(Element data from apps and pages)

________

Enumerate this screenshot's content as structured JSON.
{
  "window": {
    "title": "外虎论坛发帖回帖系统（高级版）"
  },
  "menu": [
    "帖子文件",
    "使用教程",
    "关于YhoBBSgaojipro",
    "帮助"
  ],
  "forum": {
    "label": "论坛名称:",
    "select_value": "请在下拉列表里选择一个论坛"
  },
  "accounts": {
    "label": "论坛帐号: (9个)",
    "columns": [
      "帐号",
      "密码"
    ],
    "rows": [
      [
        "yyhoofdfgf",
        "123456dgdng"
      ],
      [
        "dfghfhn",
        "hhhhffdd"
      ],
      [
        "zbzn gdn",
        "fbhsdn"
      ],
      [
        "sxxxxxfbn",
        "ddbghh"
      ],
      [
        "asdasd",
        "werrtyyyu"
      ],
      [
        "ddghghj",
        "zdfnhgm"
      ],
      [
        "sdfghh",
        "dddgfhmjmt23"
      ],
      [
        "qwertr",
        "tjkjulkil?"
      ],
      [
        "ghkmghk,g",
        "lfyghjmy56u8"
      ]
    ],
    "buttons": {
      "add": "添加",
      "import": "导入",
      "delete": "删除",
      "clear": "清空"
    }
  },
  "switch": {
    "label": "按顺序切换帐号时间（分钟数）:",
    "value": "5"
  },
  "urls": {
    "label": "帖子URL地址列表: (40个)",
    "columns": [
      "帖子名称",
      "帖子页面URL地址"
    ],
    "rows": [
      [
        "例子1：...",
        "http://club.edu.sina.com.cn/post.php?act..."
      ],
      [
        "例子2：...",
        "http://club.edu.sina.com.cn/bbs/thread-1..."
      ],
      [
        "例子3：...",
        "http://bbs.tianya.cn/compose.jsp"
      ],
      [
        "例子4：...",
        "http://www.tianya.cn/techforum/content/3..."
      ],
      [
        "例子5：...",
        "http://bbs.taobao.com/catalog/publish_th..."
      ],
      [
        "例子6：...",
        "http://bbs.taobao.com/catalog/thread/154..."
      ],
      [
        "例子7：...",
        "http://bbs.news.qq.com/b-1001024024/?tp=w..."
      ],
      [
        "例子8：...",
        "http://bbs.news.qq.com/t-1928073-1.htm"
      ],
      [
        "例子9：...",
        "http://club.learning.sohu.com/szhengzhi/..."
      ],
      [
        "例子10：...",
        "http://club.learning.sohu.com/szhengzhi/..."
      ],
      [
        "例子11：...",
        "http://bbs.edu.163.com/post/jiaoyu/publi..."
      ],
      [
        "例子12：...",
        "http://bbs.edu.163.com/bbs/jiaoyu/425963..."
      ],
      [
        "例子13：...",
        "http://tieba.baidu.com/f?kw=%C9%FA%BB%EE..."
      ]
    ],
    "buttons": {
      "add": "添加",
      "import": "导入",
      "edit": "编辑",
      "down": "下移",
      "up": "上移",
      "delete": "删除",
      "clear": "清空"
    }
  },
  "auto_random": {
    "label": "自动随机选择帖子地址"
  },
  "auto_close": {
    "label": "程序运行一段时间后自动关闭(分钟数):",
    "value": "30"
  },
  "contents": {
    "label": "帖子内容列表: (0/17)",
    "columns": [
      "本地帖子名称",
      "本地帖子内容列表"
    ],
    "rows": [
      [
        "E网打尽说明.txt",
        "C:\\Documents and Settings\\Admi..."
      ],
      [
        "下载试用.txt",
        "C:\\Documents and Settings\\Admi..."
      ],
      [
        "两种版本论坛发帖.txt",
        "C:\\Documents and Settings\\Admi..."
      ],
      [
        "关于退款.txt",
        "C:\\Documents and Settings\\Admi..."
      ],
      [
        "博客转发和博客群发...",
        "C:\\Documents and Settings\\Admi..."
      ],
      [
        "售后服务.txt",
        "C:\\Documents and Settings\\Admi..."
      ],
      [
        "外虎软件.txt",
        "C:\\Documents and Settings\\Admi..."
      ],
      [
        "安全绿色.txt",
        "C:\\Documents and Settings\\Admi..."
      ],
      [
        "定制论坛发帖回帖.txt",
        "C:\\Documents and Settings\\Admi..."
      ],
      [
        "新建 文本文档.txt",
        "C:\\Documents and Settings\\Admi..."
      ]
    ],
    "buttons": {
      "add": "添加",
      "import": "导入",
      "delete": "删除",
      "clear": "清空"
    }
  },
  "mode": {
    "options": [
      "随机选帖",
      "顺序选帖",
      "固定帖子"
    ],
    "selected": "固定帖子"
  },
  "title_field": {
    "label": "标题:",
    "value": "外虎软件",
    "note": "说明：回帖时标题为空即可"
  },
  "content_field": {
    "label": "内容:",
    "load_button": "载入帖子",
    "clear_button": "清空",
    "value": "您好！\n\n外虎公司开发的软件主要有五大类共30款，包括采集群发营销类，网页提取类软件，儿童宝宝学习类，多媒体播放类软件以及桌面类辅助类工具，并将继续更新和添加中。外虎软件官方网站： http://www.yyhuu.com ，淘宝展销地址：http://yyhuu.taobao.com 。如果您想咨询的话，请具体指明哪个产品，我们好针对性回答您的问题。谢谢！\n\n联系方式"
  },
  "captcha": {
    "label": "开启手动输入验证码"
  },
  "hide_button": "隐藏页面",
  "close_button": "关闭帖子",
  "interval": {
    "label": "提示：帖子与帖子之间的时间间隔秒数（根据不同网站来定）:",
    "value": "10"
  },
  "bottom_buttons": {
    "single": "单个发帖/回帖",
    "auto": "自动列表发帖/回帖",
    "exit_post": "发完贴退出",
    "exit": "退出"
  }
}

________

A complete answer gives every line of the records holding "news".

» **TASK OUTPUT**
        "http://bbs.news.qq.com/b-1001024024/?tp=w..."
        "http://bbs.news.qq.com/t-1928073-1.htm"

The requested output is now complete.